Scientists have further found physical exercise to be very instrumental in rejuvenating the aging brain and claim that even persons at 70 can be mentally capable equally as anyone half their age.
Carl W Cotman from the University of California at Irvine theorises that regular exercise helps keep the neurons healthy and sound by boosting production of vital brain proteins.
He performed tests on rats and found that the level of proteins that help neurons grow doubled in the case of active rats compared to the idle ones. Exercise, according to him, works like ‘molecular fertiliser’ to the development of the brain.
It has been also noted that some people’s brain age slowly but in other cases it declines more rapidly. One of the reasons for this is attributed to the genetic factor that is built-in.
Scientists have, however, come across ample evidences to show that exercise or maintenance of regular activity enables an aging person’s intellectual functionality to decline at a slower pace, or maybe not at all.
For decades neuroscientists believed neurons in a fully developed brain never reproduced themselves and could not be replaced in the event of damage or injury. This old dogma has been proven wrong. Irrespective of old age, nerve cells that enable a person to see, smell, walk, talk, think and remember continue to produce new neurons.
The extraordinary faculty of neurons restore or replace the damaged and injured ones even in the cases of crippling diseases like the Parkinson’s or Alzheimer’s or dementia, the decline in mental ability–all referred to as a scourge of aging.
Mystery yet to be unveiled
How the mysterious human brain works continues to baffle scientists with newer findings! Although in the recent years, neuroscientists have debunked the old hard-wired myths about our brain; it still remains shrouded by a plethora of unsolved mysteries. The more it’s probed the more surprises it has in store.
Neuroscientists to this day are still confounded by simple questions like: Why does music trigger emotions; Why do we dream; Why do we often get déjà vu? Maybe we will have the answers to these, too, some day.

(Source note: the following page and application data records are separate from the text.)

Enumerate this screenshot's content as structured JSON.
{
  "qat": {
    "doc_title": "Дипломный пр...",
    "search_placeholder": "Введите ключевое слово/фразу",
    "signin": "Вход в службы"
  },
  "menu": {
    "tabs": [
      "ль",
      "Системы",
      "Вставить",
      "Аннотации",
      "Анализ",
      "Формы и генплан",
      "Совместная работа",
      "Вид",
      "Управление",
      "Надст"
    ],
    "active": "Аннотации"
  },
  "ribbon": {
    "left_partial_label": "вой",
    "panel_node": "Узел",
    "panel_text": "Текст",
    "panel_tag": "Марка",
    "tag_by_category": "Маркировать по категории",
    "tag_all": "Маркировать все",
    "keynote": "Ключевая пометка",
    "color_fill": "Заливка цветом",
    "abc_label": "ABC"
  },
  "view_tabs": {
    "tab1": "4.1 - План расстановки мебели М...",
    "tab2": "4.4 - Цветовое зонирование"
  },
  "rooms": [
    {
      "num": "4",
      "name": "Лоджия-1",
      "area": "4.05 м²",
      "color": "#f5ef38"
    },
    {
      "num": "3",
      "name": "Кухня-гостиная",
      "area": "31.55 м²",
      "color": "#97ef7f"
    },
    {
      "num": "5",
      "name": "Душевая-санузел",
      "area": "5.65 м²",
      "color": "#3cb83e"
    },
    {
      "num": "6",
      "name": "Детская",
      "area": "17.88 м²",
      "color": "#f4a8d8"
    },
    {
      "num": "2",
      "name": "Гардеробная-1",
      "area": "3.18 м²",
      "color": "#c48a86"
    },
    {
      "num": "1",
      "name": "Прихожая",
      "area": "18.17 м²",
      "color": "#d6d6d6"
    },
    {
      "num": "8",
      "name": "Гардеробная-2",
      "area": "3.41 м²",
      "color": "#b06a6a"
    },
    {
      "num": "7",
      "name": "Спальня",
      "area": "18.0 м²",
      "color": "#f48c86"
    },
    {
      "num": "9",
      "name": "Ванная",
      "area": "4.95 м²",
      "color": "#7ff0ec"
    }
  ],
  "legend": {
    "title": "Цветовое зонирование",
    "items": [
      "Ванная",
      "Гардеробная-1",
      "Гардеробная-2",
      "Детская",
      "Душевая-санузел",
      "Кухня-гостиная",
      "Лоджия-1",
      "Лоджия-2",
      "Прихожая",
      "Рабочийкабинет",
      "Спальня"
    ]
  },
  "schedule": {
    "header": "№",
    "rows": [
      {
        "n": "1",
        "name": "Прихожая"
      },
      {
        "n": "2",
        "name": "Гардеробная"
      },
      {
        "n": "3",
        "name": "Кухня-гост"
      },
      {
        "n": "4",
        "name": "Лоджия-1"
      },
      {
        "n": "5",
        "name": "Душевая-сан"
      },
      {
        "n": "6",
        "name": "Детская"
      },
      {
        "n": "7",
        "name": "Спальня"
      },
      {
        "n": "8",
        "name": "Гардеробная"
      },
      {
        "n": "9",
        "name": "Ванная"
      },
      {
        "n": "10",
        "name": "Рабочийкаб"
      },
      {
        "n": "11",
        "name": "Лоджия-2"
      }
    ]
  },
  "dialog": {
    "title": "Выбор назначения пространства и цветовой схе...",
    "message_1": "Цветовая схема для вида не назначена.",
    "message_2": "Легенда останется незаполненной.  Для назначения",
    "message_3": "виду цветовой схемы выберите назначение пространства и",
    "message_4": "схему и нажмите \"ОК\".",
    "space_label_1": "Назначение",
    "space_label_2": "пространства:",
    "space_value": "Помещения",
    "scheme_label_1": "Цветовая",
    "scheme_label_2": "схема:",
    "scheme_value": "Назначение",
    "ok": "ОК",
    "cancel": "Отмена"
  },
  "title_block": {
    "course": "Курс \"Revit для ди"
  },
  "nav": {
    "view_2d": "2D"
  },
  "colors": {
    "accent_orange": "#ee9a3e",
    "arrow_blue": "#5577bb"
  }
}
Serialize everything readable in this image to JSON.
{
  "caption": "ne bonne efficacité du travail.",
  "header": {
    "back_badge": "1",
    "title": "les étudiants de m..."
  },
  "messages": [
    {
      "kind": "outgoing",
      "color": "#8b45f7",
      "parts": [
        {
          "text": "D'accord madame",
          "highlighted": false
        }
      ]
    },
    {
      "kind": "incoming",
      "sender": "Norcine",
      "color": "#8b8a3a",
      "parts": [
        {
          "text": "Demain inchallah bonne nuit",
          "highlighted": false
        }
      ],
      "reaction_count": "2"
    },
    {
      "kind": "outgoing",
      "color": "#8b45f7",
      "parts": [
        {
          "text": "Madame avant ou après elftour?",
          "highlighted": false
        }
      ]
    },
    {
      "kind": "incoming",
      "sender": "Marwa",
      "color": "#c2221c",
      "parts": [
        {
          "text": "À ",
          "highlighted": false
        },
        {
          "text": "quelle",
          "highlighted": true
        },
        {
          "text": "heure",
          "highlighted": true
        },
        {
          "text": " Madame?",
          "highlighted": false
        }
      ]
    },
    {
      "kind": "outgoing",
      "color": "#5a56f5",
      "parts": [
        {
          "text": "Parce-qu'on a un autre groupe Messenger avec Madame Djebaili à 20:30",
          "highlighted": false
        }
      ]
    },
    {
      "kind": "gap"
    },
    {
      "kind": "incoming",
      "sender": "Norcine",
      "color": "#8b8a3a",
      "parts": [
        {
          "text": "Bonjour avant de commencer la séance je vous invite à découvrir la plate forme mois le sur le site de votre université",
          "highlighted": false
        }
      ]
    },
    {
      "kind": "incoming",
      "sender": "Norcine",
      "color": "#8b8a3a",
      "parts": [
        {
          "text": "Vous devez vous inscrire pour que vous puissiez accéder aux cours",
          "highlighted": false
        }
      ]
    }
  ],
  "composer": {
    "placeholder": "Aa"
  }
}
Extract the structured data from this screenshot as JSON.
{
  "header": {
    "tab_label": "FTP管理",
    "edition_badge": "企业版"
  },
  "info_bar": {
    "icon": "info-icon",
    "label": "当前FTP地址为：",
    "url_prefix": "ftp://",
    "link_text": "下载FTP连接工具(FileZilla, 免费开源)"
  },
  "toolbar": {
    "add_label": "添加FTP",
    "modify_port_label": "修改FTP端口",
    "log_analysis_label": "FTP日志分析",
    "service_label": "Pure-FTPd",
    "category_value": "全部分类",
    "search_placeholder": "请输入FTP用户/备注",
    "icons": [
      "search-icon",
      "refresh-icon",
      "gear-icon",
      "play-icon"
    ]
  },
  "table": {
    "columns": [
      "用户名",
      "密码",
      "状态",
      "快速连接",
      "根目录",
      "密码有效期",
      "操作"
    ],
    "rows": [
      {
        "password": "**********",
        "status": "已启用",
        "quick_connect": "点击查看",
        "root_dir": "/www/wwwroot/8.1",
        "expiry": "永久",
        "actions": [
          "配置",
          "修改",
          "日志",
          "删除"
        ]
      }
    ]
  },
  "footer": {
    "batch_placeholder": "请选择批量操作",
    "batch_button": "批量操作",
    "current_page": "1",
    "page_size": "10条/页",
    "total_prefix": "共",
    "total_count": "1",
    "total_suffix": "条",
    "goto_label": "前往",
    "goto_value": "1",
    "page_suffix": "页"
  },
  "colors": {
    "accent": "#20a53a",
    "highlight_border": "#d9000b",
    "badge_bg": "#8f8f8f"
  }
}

I suggest you watch this short but riveting video clip, the winner of numerous international awards–MY LOVE AFFAIR WITH THE BRAIN: The Life and Science of Dr. Marian Diamond. The video features the late Dr. Marian Cleeves, the neuroscientist who first studied Albert Einstein’s brain.
Disclaimer: The information in the above text is solely research-based. The author is not a certified expert on the above field, so cross-reference and readers’ discretion is solicited.